> **REQUIRED ACTION**
From the entries below, copy out every line with "icon" in it.

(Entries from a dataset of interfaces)

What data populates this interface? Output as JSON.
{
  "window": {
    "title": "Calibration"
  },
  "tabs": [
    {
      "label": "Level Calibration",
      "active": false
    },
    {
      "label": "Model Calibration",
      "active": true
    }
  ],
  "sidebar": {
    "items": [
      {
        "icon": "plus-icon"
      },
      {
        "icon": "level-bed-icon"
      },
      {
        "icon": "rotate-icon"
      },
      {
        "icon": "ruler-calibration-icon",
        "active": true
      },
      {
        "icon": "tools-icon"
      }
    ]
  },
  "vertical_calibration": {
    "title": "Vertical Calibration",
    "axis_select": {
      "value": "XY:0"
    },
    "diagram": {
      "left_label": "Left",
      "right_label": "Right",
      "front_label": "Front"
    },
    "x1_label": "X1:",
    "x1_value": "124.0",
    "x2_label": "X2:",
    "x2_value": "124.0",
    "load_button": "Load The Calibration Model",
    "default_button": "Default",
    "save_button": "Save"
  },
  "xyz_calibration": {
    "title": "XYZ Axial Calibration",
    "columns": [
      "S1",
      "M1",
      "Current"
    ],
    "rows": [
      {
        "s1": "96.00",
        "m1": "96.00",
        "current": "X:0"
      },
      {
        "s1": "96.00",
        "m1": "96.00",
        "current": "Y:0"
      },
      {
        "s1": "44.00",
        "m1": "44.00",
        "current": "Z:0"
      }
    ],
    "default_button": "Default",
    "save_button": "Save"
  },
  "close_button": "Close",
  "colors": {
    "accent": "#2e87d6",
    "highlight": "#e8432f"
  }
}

> **WRITTEN RESPONSE**
        "icon": "plus-icon"
        "icon": "level-bed-icon"
        "icon": "rotate-icon"
        "icon": "ruler-calibration-icon",
        "icon": "tools-icon"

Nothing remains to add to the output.